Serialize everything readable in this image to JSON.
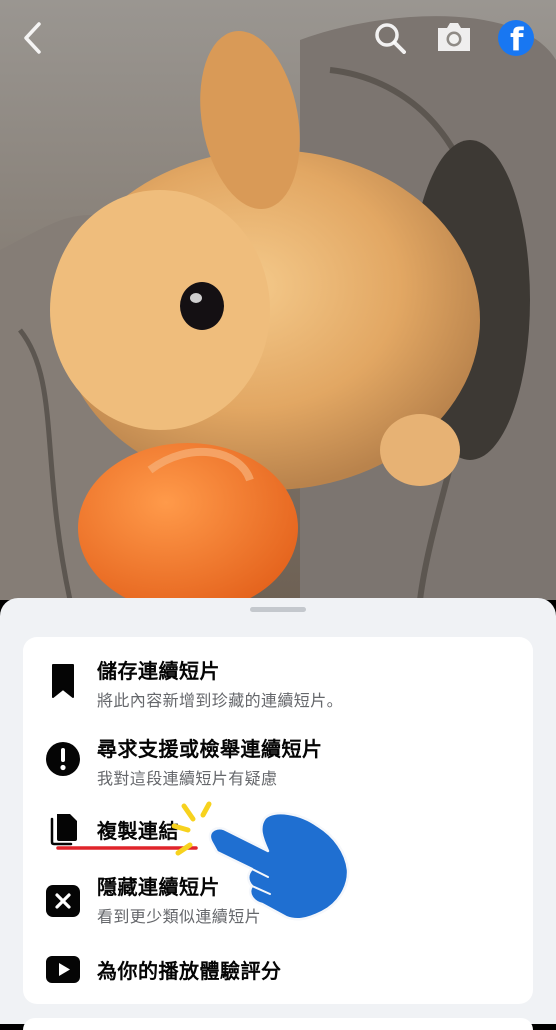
{
  "menu": {
    "save_title": "儲存連續短片",
    "save_subtitle": "將此內容新增到珍藏的連續短片。",
    "report_title": "尋求支援或檢舉連續短片",
    "report_subtitle": "我對這段連續短片有疑慮",
    "copy_title": "複製連結",
    "hide_title": "隱藏連續短片",
    "hide_subtitle": "看到更少類似連續短片",
    "rate_title": "為你的播放體驗評分"
  },
  "colors": {
    "facebook_blue": "#1877f2",
    "annotation_underline": "#e0242a",
    "pointer_hand": "#1f6fd1",
    "sparkle": "#f7d21e"
  },
  "icons": [
    "back-icon",
    "search-icon",
    "camera-icon",
    "facebook-logo-icon",
    "bookmark-icon",
    "exclamation-circle-icon",
    "copy-icon",
    "x-square-icon",
    "play-icon",
    "pointing-hand-icon"
  ]
}
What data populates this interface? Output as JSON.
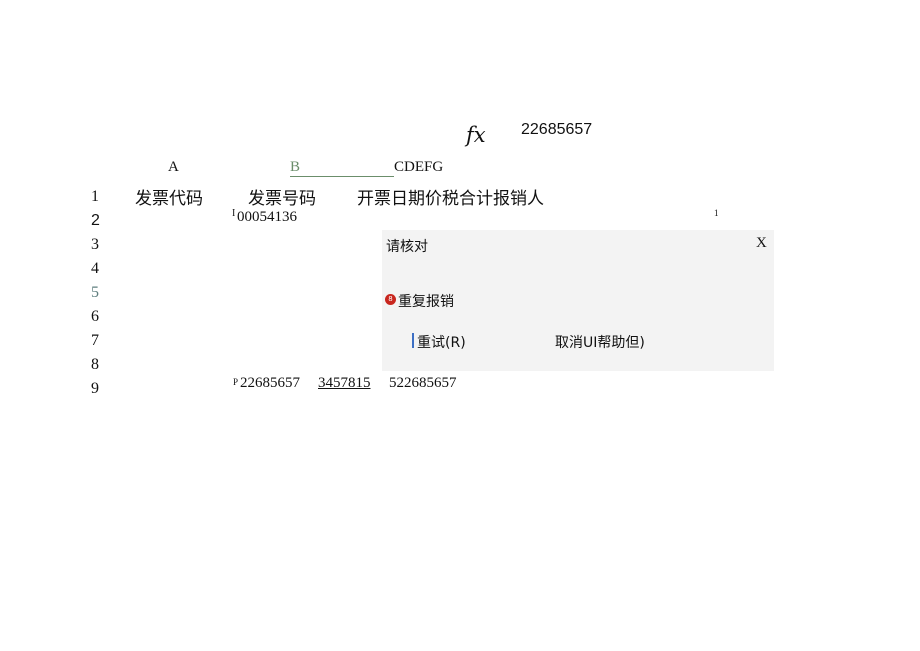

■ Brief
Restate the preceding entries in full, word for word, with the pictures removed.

■ Written response
Serialize everything readable in this image to JSON.
{
  "menu": {
    "save_title": "儲存連續短片",
    "save_subtitle": "將此內容新增到珍藏的連續短片。",
    "report_title": "尋求支援或檢舉連續短片",
    "report_subtitle": "我對這段連續短片有疑慮",
    "copy_title": "複製連結",
    "hide_title": "隱藏連續短片",
    "hide_subtitle": "看到更少類似連續短片",
    "rate_title": "為你的播放體驗評分"
  },
  "colors": {
    "facebook_blue": "#1877f2",
    "annotation_underline": "#e0242a",
    "pointer_hand": "#1f6fd1",
    "sparkle": "#f7d21e"
  },
  "icons": [
    "back-icon",
    "search-icon",
    "camera-icon",
    "facebook-logo-icon",
    "bookmark-icon",
    "exclamation-circle-icon",
    "copy-icon",
    "x-square-icon",
    "play-icon",
    "pointing-hand-icon"
  ]
}
What data populates this interface? Output as JSON.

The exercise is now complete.